Among the five is the Charles Koch Foundation — the conservative political activist’s philanthropic organization — which pledged $10 million to the university. That matches the sum that Koch’s foundation pledged to George Mason University recently for its law school in Northern Virginia, which has been renamed the Antonin Scalia Law School in honor of the late Supreme Court justice.
The Busch gift is nearly double Catholic’s previous donation record — $8 million — a total reached twice previously, the university said.
Tim Busch, founder and chief executive of Pacific Hospitality Group and The Busch Firm, will soon wrap up a 12-year run on the university’s Board of Trustees.
“We are committed to supporting Catholic University’s vision for business education which integrates principled entrepreneurship and Catholic social teaching in a distinctive way,” Busch said in a statement. “Students at the school of business and economics learn how businesses can be highly profitable and innovative, while also meeting the needs of communities and promoting human flourishing.”

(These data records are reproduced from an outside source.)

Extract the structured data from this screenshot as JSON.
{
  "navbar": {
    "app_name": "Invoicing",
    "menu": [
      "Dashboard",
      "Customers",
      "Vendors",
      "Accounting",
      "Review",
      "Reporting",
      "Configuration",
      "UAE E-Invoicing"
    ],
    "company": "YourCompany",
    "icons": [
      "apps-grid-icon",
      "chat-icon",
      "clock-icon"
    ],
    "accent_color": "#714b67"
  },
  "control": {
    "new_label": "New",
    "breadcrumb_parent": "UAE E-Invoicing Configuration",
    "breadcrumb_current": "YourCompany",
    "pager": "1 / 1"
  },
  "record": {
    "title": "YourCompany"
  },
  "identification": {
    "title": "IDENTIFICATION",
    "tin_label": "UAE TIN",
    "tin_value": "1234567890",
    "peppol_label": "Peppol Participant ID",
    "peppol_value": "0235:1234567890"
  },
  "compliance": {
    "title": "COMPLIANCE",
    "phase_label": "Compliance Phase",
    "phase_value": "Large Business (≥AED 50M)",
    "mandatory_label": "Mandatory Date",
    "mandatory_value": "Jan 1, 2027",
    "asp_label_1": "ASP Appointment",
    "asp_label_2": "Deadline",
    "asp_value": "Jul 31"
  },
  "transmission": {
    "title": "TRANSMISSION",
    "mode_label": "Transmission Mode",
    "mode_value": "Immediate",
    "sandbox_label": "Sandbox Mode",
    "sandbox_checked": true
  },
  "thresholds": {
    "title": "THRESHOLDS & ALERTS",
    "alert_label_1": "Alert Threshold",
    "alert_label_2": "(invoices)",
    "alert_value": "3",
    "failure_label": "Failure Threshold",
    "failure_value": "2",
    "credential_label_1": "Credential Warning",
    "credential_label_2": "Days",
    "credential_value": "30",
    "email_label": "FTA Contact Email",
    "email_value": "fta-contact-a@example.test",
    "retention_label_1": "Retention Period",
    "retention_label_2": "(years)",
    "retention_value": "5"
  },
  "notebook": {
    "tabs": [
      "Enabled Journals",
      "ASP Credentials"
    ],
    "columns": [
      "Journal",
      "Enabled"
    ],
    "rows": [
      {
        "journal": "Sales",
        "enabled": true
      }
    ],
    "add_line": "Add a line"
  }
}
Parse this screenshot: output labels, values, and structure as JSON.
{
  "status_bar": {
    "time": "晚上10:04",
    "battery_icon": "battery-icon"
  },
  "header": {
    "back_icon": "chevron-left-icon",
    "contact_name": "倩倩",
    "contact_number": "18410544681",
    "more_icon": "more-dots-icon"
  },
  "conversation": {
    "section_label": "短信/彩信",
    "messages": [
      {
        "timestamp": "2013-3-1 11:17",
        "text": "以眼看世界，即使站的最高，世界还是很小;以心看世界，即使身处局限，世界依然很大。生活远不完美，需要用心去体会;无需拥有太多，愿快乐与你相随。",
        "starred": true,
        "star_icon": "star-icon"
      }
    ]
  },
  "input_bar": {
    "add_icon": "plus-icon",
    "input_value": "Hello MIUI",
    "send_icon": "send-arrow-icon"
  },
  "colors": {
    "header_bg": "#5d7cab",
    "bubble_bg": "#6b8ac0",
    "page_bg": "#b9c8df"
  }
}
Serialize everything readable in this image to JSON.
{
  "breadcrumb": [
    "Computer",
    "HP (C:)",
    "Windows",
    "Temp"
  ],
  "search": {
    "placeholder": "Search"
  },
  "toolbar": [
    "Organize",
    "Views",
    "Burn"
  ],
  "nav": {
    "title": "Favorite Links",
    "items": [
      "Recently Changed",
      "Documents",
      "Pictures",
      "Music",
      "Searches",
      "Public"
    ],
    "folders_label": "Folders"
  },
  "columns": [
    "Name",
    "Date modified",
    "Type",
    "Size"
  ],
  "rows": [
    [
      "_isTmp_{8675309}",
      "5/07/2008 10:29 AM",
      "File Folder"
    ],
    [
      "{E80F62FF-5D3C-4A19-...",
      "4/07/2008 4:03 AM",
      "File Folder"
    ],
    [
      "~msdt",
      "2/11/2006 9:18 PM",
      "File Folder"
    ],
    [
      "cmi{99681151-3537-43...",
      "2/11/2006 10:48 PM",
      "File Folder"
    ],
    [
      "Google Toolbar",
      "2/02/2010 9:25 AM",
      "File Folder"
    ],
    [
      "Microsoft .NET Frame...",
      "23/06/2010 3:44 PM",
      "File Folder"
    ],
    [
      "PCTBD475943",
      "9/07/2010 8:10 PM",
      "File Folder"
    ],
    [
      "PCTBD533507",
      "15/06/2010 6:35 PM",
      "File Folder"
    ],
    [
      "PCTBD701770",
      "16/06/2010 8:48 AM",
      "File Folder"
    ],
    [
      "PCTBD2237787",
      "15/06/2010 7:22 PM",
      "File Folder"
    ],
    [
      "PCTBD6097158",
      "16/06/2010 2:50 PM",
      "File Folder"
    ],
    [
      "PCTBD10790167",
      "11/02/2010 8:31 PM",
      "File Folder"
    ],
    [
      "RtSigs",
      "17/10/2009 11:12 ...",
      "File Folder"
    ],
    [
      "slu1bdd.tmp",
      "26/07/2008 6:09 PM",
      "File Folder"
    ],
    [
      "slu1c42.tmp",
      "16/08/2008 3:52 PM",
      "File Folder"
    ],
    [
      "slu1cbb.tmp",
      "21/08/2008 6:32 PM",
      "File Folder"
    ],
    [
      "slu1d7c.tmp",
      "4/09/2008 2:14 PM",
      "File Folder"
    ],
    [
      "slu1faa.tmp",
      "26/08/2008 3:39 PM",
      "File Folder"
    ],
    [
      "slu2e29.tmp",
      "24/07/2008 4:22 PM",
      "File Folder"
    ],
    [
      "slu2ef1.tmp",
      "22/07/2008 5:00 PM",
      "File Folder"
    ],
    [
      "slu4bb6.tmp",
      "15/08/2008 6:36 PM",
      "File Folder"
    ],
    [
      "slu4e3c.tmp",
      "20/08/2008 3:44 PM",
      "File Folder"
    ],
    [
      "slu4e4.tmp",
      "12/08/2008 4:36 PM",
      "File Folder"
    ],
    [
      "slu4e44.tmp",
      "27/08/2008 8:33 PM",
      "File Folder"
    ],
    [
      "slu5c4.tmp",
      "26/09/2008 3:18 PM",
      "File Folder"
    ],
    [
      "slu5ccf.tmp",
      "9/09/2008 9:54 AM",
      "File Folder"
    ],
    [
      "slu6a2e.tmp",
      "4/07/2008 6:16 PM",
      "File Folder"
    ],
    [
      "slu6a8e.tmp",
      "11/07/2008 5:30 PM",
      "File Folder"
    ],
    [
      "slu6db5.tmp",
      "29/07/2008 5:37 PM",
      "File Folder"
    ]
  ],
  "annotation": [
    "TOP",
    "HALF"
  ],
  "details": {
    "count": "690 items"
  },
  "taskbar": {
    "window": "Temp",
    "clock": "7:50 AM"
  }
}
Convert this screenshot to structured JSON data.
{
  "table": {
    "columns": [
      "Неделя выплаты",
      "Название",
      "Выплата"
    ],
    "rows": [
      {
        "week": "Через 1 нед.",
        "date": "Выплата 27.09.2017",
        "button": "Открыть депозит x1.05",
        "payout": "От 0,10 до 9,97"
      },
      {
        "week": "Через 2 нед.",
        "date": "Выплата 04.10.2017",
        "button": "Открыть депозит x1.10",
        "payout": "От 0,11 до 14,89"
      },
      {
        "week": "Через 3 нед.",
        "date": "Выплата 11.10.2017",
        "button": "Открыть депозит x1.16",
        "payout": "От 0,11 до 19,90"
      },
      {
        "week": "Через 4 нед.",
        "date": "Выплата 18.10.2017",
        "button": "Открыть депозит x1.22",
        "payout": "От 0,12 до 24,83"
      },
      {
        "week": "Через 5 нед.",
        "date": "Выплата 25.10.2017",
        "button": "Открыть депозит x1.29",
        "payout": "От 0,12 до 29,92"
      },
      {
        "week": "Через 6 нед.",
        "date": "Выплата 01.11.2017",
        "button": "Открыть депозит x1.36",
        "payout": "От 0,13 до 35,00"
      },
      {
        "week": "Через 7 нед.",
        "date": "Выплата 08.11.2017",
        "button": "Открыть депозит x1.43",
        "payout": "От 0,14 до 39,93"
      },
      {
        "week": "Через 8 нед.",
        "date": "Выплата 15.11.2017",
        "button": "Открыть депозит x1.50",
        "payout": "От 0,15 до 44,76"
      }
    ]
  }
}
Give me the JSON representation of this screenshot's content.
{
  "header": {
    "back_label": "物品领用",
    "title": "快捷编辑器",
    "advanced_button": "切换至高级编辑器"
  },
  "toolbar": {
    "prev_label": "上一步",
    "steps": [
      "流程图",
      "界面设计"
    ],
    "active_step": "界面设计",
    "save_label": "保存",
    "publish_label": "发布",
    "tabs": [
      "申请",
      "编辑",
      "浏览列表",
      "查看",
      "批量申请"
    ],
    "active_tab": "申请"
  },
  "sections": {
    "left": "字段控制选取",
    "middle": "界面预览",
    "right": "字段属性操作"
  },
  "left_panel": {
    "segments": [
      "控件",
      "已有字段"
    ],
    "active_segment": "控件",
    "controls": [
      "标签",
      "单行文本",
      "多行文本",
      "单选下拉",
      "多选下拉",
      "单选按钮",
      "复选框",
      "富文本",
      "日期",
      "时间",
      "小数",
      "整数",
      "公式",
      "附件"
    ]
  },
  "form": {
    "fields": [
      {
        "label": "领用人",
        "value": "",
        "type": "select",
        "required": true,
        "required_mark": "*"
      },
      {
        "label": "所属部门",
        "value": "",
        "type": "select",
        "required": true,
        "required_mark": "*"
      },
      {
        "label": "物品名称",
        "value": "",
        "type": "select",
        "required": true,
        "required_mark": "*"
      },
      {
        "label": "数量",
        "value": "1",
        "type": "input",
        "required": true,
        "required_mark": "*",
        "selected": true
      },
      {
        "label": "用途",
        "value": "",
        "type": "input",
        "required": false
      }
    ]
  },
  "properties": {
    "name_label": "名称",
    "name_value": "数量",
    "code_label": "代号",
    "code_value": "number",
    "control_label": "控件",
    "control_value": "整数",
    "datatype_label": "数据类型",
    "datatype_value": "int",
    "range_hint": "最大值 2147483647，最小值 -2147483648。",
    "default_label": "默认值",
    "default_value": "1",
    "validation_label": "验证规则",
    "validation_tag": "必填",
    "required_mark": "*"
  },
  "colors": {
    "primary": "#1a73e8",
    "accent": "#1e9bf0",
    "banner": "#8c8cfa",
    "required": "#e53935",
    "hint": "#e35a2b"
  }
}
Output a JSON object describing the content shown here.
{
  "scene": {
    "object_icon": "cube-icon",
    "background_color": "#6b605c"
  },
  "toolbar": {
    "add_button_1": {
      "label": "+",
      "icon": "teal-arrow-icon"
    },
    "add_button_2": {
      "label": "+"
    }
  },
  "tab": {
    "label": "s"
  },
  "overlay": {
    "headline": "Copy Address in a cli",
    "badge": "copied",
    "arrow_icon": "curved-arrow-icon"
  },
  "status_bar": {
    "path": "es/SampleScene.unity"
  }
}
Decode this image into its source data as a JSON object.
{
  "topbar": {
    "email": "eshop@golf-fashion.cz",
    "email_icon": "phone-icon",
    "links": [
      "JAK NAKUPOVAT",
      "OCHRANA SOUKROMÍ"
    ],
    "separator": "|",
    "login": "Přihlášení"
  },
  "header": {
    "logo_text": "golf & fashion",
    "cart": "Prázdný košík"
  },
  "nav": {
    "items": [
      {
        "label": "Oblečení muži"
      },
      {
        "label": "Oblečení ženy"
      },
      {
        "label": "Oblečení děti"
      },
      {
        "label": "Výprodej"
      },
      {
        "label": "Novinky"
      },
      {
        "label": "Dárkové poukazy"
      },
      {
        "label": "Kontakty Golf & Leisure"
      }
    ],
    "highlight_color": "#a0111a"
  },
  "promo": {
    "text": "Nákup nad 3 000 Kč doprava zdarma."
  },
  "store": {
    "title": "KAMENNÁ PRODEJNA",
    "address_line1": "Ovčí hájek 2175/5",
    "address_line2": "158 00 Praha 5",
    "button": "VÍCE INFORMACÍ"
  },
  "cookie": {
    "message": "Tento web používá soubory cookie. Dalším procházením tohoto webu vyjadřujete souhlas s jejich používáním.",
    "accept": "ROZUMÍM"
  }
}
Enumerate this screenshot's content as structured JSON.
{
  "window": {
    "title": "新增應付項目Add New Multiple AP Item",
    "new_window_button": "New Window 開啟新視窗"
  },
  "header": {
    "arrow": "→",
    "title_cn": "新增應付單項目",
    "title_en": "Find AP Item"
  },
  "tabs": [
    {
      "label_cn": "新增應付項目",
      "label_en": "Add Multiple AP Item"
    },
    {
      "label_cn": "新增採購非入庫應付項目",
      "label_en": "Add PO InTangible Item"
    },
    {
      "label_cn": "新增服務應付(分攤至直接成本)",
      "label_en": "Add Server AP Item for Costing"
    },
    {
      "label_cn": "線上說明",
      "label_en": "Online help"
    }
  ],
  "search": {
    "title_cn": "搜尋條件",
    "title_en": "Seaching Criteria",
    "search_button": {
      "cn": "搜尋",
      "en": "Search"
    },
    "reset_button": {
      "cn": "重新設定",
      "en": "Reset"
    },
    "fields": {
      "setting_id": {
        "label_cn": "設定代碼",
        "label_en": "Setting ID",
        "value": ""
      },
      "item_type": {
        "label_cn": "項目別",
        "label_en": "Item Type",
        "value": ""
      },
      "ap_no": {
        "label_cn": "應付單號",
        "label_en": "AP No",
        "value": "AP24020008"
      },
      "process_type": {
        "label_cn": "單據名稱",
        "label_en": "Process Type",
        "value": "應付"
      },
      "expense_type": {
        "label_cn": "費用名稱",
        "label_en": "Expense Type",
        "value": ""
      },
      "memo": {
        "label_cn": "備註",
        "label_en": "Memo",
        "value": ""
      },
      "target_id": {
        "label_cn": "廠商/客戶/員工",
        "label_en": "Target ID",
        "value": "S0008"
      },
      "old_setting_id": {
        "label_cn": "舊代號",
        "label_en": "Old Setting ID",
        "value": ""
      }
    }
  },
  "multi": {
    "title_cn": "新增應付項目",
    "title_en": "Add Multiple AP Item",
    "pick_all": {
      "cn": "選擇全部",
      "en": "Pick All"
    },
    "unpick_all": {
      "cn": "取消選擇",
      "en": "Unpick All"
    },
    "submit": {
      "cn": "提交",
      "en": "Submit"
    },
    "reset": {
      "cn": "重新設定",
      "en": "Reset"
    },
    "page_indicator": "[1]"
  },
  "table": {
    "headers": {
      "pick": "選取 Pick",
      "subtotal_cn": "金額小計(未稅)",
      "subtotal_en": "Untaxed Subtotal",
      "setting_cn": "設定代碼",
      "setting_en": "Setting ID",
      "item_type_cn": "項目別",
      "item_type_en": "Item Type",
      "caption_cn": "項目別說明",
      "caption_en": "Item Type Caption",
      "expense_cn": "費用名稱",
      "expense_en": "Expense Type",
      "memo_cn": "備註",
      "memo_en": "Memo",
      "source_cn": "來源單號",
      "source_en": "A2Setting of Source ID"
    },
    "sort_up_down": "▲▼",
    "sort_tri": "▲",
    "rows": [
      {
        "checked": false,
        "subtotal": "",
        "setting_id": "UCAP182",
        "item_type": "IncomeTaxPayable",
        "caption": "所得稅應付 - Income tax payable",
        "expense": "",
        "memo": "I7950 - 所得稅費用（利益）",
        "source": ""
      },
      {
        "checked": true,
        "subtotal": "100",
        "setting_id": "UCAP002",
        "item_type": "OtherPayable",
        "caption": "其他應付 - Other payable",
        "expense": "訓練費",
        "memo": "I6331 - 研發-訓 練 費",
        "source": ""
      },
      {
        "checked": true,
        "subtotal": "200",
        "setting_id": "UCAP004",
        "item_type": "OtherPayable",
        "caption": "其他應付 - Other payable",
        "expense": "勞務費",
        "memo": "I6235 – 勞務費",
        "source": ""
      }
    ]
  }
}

Catholic President John Garvey said the Busch gift showed “unparalleled support for the unique approach of our business school.” He credited the Busch family for helping to attract other major donors. “We are immensely grateful for their partnership and all that they have done to advance the university,” he said.
Other donors contributing to the Catholic announcement were the Arthur and Carlyse Ciocca Charitable Foundation, with a $10 million pledge; Joe Della Ratta, a Catholic graduate in 1953 ($5 million); an anonymous donor ($5 million); and the Blanford Charitable Gift Fund ($2 million).
Catholic, founded under a papal charter in 1887, has about 6,700 students, including 3,600 undergraduates. The university in Northeast Washington is overseen by a board that includes numerous cardinals, archbishops and bishops.
Catholic has offered business and economics education for more than a century, but the subjects were elevated to the status of a full-fledged school within the university in 2013.
The gifts announced Tuesday will fund the Maloney Hall renovation, academic programs in the business and economics school and a new Institute for Human Ecology. The latter unit takes its name for a concept that Pope Francis has promoted, encompassing the study of the relationships of human beings to one another and the world around them.
John Hardin, director of university relations for the Charles Koch Foundation, said the philanthropy based in Arlington, Va., has spread its gifts among hundreds of colleges and universities to support study of the relationship between freedom and prosperity. Charles Koch, 80, of Wichita, Kan., is well known as a donor to conservative political causes. But the foundation’s higher education gifts are not tied to a political agenda, Hardin said.
Support for Catholic’s business school and the Institute for Human Ecology “fit right within our mission,” Hardin said.